2. Population: Change in the size of population brings about change in the economic life of the people and other aspects of life. Decrease in population may solve some social problems, decrease unemployment, whereas increase will do to the contrary. Industrialised nations need to maintain a balance between the size of the population and natural resources.
3. Technology: Social change is more rapid in technologically developed societies. In traditional societies, changes are very slow. Complexity in social structure grows along with advancement of technology. Due to advancement of technology, simple division of labour of the traditional societies has changed into complex form of division of labour. This has helped in the development of occupational specialisation. However, this has divided the population into a number of groups.
4. Values and Beliefs: On one hand, new social values and beliefs can bring about
social change, whereas they may also cause resistance to it. Changes in values and beliefs take a long time to be realized. When changes occur in society, they are noticed only partially.

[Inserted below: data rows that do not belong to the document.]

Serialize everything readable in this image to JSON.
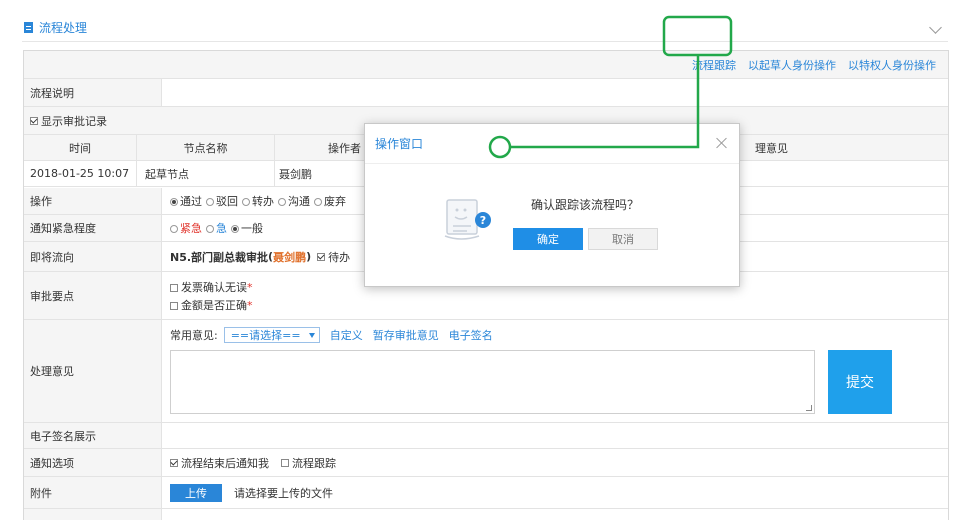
{
  "header": {
    "title": "流程处理",
    "doc_icon": "document-icon",
    "collapse_icon": "chevron-down-icon"
  },
  "top_links": [
    "流程跟踪",
    "以起草人身份操作",
    "以特权人身份操作"
  ],
  "rows": {
    "flow_desc_label": "流程说明",
    "show_history_label": "显示审批记录",
    "operation_label": "操作",
    "urgency_label": "通知紧急程度",
    "next_flow_label": "即将流向",
    "key_points_label": "审批要点",
    "opinion_label": "处理意见",
    "signature_label": "电子签名展示",
    "notify_label": "通知选项",
    "attachment_label": "附件"
  },
  "history": {
    "headers": [
      "时间",
      "节点名称",
      "操作者",
      "理意见"
    ],
    "rows": [
      {
        "time": "2018-01-25 10:07",
        "node": "起草节点",
        "operator": "聂剑鹏"
      }
    ]
  },
  "operation_options": [
    "通过",
    "驳回",
    "转办",
    "沟通",
    "废弃"
  ],
  "urgency": {
    "urgent": "紧急",
    "hurry": "急",
    "normal": "一般"
  },
  "next_flow": {
    "node": "N5.部门副总裁审批",
    "person": "聂剑鹏",
    "pending": "待办"
  },
  "key_points": [
    {
      "text": "发票确认无误",
      "required": "*"
    },
    {
      "text": "金额是否正确",
      "required": "*"
    }
  ],
  "opinion": {
    "common_label": "常用意见:",
    "select_value": "==请选择==",
    "links": [
      "自定义",
      "暂存审批意见",
      "电子签名"
    ],
    "submit": "提交"
  },
  "notify_options": [
    "流程结束后通知我",
    "流程跟踪"
  ],
  "attachment": {
    "upload": "上传",
    "hint": "请选择要上传的文件"
  },
  "modal": {
    "title": "操作窗口",
    "message": "确认跟踪该流程吗？",
    "ok": "确定",
    "cancel": "取消",
    "close_icon": "close-icon",
    "illustration_icon": "question-document-icon"
  },
  "colors": {
    "accent": "#2a86d8",
    "submit": "#1fa0eb",
    "annotation": "#22a84a",
    "required": "#e0332b"
  }
}
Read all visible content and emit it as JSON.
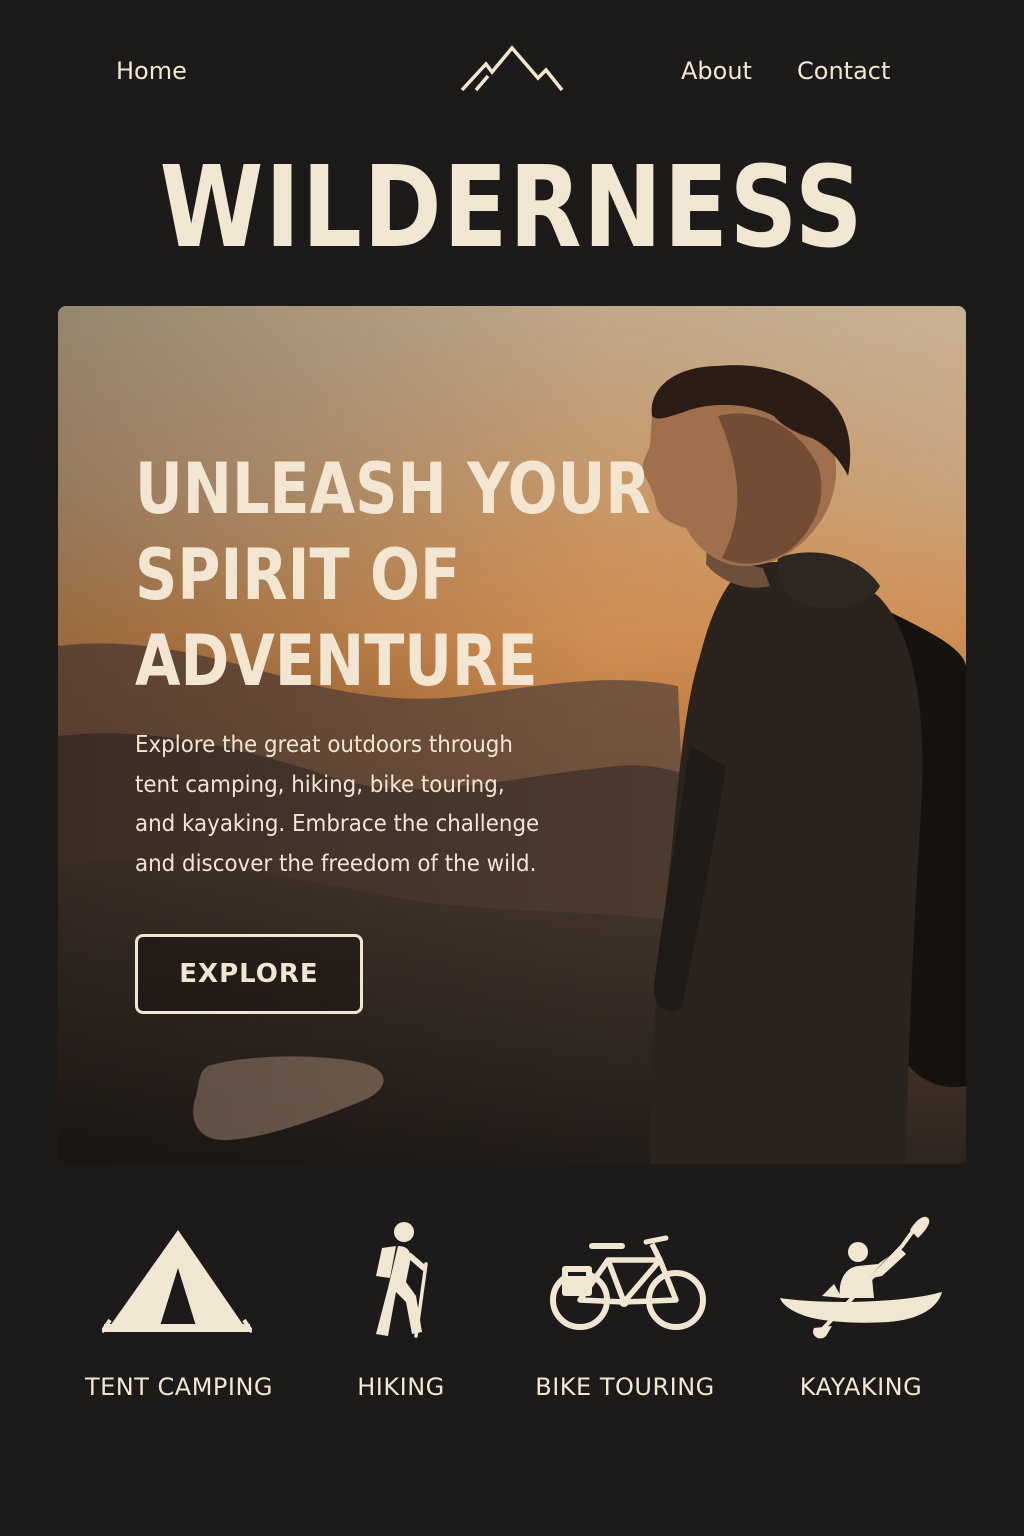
{
  "nav": {
    "home": "Home",
    "about": "About",
    "contact": "Contact",
    "logo_icon": "mountain-icon"
  },
  "brand": {
    "title": "WILDERNESS"
  },
  "hero": {
    "heading_lines": [
      "UNLEASH YOUR",
      "SPIRIT OF",
      "ADVENTURE"
    ],
    "text_lines": [
      "Explore the great outdoors through",
      "tent camping, hiking, bike touring,",
      "and kayaking. Embrace the challenge",
      "and discover the freedom of the wild."
    ],
    "cta_label": "EXPLORE"
  },
  "activities": [
    {
      "label": "TENT CAMPING",
      "icon": "tent-icon"
    },
    {
      "label": "HIKING",
      "icon": "hiker-icon"
    },
    {
      "label": "BIKE TOURING",
      "icon": "bicycle-icon"
    },
    {
      "label": "KAYAKING",
      "icon": "kayaker-icon"
    }
  ],
  "colors": {
    "background": "#1c1b1a",
    "text": "#f1e6d2",
    "sky_top": "#c8b294",
    "sky_glow": "#d8914e"
  }
}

5. Diffusion: Diffusion is an important mechanism of social change. Borrowing of cultural traits from an advanced society by a backward society is a normal process. This brings about social change. The backward societies change very rapidly and become modem by borrowing advanced technologies from the advanced societies. Non material traits like religion, ideology, beliefs and values change very slowly.